Source data:
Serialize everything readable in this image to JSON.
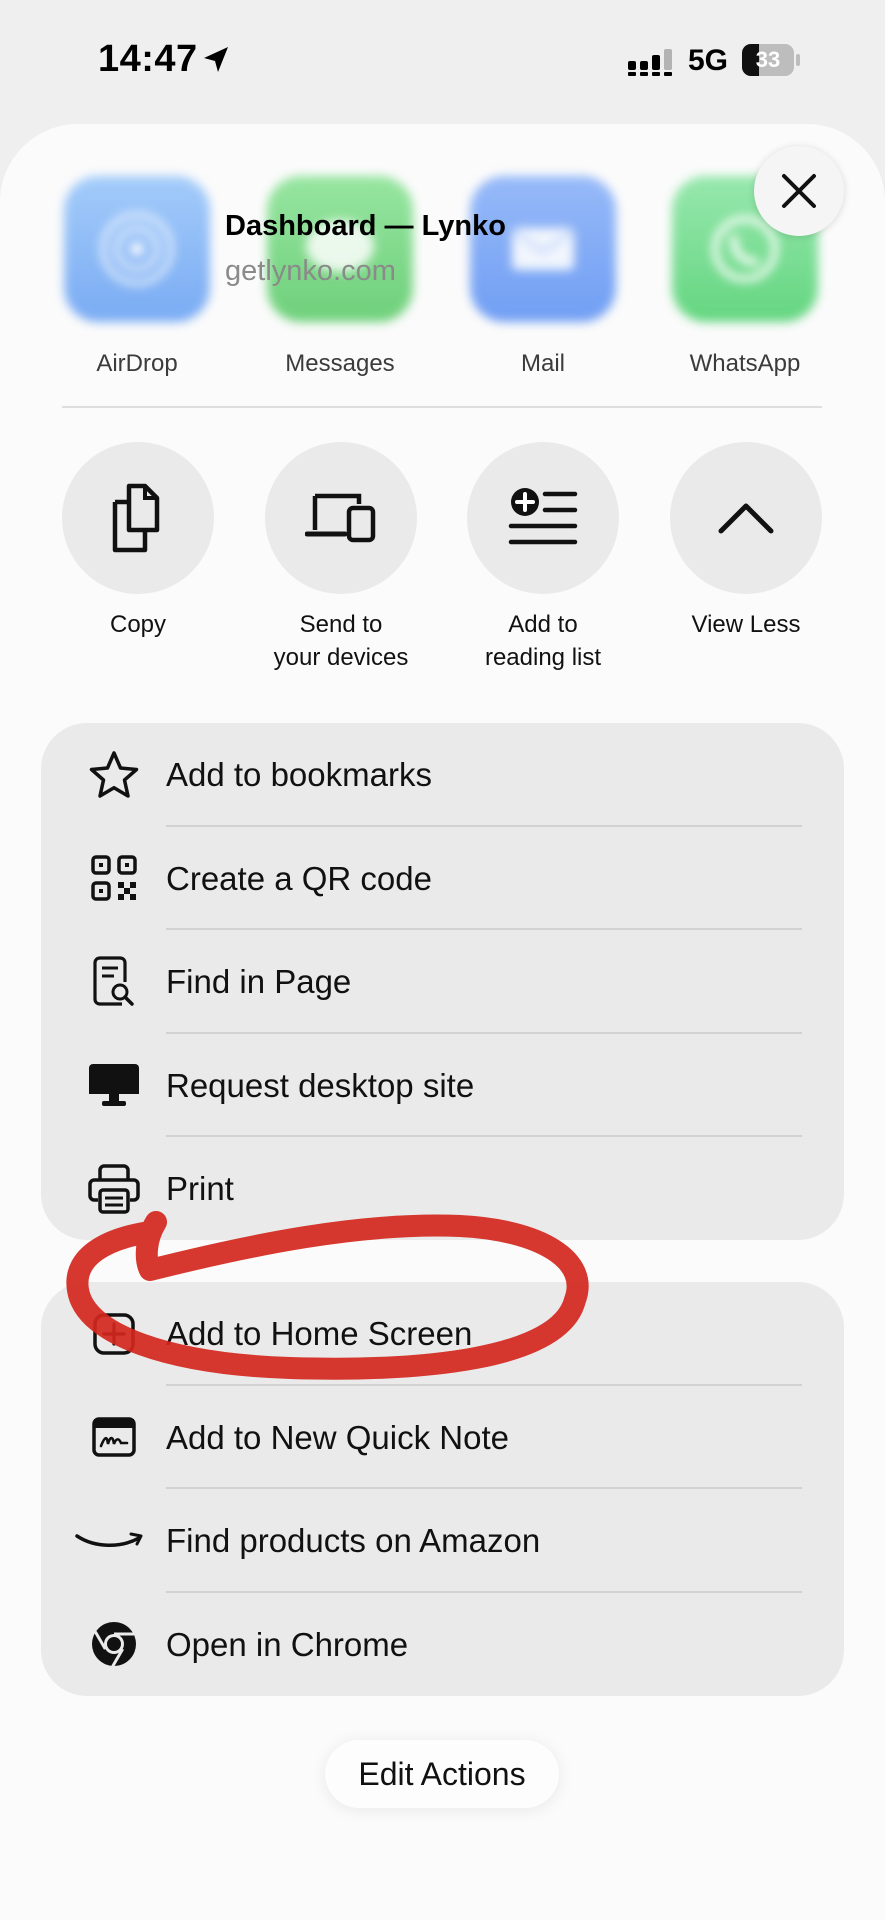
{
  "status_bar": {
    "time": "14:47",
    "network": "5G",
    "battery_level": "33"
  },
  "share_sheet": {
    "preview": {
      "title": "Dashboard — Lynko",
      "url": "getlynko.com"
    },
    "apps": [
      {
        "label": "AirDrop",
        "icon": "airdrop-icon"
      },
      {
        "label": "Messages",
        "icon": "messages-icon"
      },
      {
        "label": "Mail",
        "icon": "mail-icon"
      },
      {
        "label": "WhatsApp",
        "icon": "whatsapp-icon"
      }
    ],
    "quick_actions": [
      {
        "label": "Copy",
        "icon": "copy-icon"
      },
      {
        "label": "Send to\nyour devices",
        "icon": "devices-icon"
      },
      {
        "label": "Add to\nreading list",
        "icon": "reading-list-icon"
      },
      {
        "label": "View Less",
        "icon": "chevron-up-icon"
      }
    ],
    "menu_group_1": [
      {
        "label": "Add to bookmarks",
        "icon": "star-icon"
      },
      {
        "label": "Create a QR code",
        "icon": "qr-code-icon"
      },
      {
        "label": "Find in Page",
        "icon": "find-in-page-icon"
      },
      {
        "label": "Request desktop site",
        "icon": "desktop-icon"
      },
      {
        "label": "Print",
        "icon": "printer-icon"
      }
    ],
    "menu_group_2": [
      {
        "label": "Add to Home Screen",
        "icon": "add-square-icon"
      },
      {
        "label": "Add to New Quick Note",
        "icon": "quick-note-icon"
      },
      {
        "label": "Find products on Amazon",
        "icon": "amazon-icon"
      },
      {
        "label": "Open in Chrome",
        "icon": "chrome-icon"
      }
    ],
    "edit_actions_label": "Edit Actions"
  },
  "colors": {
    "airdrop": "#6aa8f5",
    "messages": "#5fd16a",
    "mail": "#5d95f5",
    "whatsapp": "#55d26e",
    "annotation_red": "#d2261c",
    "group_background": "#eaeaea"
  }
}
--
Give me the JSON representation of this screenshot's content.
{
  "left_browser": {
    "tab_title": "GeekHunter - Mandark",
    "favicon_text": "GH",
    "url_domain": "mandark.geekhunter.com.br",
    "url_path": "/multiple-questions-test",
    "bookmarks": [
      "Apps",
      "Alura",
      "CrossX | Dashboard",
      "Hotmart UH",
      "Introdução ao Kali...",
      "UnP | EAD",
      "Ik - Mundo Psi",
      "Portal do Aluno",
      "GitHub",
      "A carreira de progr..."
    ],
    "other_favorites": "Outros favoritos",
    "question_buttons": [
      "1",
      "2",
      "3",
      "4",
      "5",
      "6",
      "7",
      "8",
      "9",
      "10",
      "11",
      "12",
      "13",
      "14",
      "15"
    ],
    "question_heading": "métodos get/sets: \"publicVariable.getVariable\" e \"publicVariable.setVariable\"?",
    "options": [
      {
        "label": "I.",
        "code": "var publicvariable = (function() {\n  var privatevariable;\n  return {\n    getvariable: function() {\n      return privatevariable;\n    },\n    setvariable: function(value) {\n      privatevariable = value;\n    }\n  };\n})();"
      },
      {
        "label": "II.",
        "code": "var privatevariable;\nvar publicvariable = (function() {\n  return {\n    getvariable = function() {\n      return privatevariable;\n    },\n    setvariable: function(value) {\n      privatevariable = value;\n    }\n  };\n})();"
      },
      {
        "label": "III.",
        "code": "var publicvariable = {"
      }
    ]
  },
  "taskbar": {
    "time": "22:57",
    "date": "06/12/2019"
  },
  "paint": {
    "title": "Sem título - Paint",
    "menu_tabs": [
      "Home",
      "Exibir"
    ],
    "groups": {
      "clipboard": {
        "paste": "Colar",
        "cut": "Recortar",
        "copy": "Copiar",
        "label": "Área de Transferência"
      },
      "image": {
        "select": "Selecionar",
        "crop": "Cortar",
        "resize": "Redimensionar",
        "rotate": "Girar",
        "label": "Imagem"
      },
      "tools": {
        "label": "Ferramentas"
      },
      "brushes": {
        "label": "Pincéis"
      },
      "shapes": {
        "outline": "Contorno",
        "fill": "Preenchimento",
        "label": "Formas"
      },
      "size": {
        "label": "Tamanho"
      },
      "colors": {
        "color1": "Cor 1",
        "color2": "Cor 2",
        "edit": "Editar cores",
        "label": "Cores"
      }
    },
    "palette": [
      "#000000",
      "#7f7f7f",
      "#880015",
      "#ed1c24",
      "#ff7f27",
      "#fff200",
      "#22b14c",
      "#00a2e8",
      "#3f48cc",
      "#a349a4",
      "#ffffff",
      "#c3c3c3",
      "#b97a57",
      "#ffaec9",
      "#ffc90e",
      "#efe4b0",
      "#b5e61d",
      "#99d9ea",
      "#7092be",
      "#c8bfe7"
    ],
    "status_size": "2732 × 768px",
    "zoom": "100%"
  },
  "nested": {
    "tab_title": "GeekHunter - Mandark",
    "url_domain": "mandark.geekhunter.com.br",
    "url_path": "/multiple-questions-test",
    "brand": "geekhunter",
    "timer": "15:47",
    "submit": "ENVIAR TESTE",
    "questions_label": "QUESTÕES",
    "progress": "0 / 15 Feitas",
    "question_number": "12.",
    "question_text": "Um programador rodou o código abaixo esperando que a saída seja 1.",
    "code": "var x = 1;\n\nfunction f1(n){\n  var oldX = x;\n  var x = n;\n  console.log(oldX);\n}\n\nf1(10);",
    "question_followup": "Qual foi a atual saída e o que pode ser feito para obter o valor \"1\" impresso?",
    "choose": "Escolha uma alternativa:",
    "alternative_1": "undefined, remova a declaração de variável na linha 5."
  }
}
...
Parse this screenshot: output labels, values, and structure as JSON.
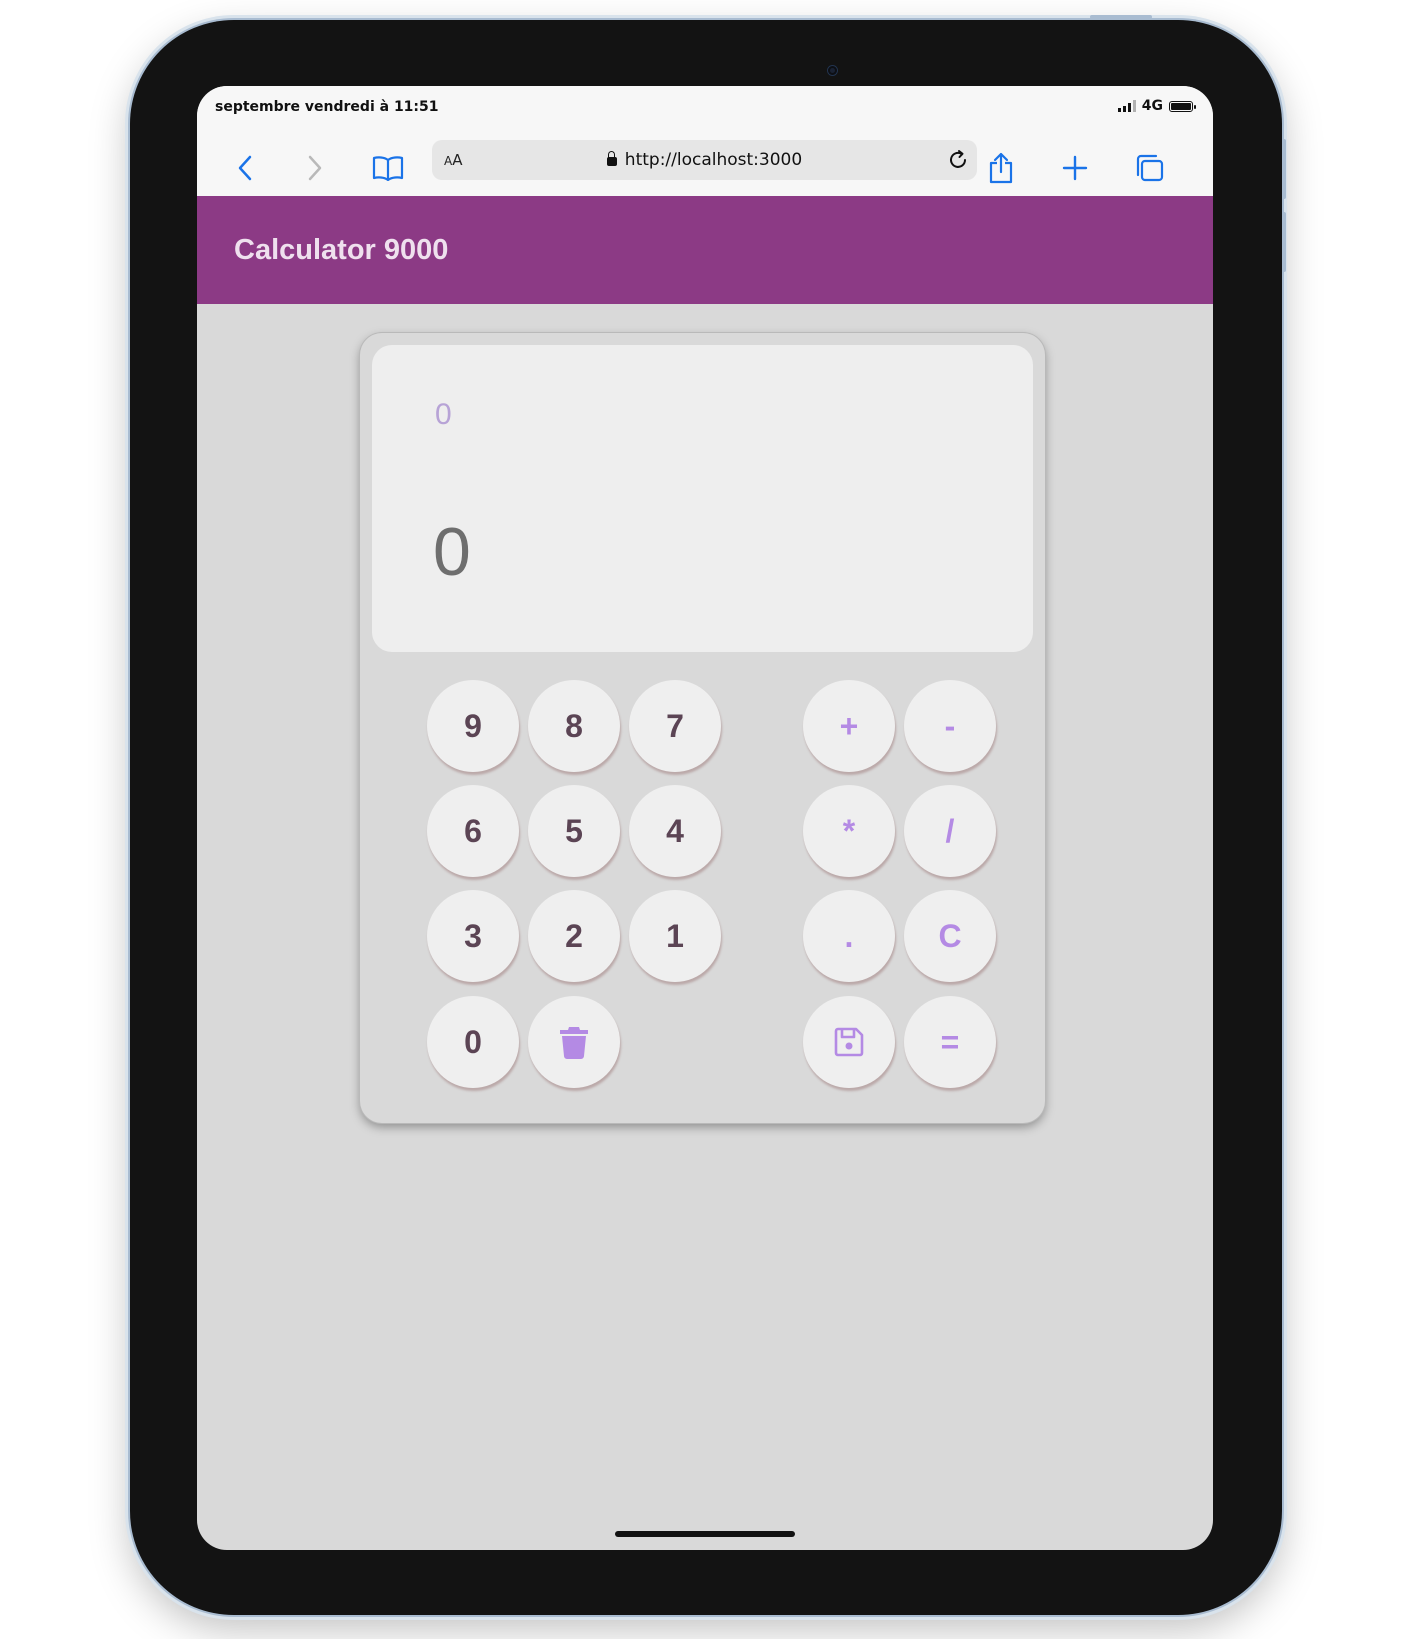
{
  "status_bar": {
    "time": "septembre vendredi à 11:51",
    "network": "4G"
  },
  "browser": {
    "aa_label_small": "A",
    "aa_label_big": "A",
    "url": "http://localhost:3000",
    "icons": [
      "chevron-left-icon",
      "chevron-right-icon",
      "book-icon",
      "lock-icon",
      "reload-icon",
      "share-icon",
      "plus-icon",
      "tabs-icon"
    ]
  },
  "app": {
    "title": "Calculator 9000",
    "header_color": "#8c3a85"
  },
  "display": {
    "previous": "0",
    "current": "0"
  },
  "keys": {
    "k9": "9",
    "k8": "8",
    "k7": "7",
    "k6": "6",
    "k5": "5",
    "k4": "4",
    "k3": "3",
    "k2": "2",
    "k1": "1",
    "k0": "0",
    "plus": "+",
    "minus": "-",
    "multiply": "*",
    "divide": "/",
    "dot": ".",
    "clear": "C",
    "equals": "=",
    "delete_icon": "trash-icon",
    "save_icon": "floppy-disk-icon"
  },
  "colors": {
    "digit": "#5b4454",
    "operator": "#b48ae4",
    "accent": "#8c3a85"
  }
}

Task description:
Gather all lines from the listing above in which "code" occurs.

Answer area:
        "label": "Create a QR code",
        "icon": "qr-code-icon"
        "code": "var publicvariable = (function() {\n  var privatevariable;\n  return {\n    getvariable: function() {\n      return privatevariable;\n    },\n    setvariable: function(value) {\n      privatevariable = value;\n    }\n  };\n})();"
        "code": "var privatevariable;\nvar publicvariable = (function() {\n  return {\n    getvariable = function() {\n      return privatevariable;\n    },\n    setvariable: function(value) {\n      privatevariable = value;\n    }\n  };\n})();"
        "code": "var publicvariable = {"
    "code": "var x = 1;\n\nfunction f1(n){\n  var oldX = x;\n  var x = n;\n  console.log(oldX);\n}\n\nf1(10);",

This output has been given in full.